It’s international, intercontinental, even inter-HEMISPHERAL. Could the Epic Pass be the best season pass money can buy?
The haters don’t hesitate to call ‘Vail Sucks’ at every new announcement on Vail Resorts’ apparent march to global domination, but no-one can deny the two bombshells they’ve dropped this summer: first the news about the billion dollar acquisition of Whistler Blackcomb, and now the latest expansion of the Epic season pass to some of Europe’s biggest and best resorts… Say what you want about the corporation but Vail are on a roll, and offer a seriously attractive package – spanning most of the skiable world! – that should be on the radar of any travelling skier.
The Epic Pass was already one of the best season passes in North America, providing unlimited access to some of America’s top resorts like Vail, Beaver Creek, Breckenridge, Park City and Kirkwood (plus Perisher in Australia for snowy summer fun) – a total of 13 ski resorts, 35,160 acres, and 302 lifts. As Vail moves to conquer Europe, some of the biggest ski areas in the Alps and Dolomites are added to that:
- Les 3 Vallees (Courchevel, La Tania, Meribel, Brides les Bains, Les Menuires, Saint Martin de Bellevelle, Val Thorens and Orelle)
- Paradiski (Les Arcs, Peisey-Vallandry and La Plagne)
- Espace Killy (Tignes and Val D’Isere)

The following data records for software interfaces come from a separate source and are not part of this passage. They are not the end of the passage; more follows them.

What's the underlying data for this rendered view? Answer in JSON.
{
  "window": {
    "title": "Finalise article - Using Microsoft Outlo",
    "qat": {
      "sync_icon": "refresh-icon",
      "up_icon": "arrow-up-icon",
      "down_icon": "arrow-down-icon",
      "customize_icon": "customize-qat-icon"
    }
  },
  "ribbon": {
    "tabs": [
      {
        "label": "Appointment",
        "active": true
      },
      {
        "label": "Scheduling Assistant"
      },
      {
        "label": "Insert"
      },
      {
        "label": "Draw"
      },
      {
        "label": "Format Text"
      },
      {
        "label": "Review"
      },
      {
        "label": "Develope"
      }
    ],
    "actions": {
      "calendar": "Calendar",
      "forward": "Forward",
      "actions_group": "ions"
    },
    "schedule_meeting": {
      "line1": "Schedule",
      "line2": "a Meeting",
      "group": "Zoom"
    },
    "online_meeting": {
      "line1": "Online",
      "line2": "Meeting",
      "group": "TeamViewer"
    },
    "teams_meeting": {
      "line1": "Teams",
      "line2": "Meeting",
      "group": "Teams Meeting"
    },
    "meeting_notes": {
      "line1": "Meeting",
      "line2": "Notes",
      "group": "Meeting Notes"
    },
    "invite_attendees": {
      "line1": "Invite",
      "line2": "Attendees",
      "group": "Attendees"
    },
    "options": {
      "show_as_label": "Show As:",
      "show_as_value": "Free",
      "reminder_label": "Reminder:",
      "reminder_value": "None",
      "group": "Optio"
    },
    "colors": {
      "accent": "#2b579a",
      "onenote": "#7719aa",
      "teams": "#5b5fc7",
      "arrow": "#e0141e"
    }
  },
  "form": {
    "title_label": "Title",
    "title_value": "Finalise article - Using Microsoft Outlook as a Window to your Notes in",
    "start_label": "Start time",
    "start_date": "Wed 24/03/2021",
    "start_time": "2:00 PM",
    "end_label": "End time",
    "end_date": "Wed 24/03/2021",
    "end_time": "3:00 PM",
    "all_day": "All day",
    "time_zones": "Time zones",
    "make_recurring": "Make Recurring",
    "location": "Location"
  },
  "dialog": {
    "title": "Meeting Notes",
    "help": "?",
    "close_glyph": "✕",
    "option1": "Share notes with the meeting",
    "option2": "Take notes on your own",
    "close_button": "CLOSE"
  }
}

- Skirama Dolomiti (Madonna di Campiglio, Pinzolo, Folgarida-Marilleva, Peio, Ponte di Legno – Tonale, Andalo – Fai della Paganella, Monte Bondone and Folgarida – Lavarone)
- 4 Vallees (Verbier, Nendaz, Veysonnaz and Thyon)
- Arlberg (St Anton Lech, Zurs, Stuben, St. Christoph, Sonnenkopf, Warth-Schröcken)
“There is nothing in the ski industry today that can compare to the value of the Epic Pass,” said Kirsten Lynch, chief marketing officer of Vail Resorts. “The value of the Epic Pass is giving skiers and snowboarders the flexibility to ski when they want and the choice to ski where they want, and the variety of experiences our resorts offer, whether it’s the iconic slopes of Vail or Park City, or the grandeur and tradition of Europe, which should be on the bucket list of every skier or snowboarder. Whether you ski five days or 100, no pass is tailored to the way skiers and snowboarders actually want to access the best mountains in the world like the Epic Pass.”
The pass costs $809*, and with US lift ticket prices pays for itself in around five days of skiing over the Pond. While unquestionably a great deal if you plan to ski a lot in the States, it’s not quite so good as it sounds if the majority of your skiing will be in Europe. Firstly skiing is not unlimited in Europe: pass holders receive 2 consecutive days at each of the French areas, 5 days in the 4 Vallees, 3 days in the Arlberg and 3 days in Skirama Dolomiti. Additionally, pass holders can only claim the lift pass in Austria and Switzerland when staying in approved accommodation. However on the flipside Superskirama Pass holders get 3 free days skiing in Vail Resorts, Tarentaise season pass holders get 6 days, and 4 Vallées Annual lift pass holders can claim 5 days.
*The Epic Pass costs $809 (guaranteed lowest price of the season) if bought by 5 September. You can buy it at www.snow.com.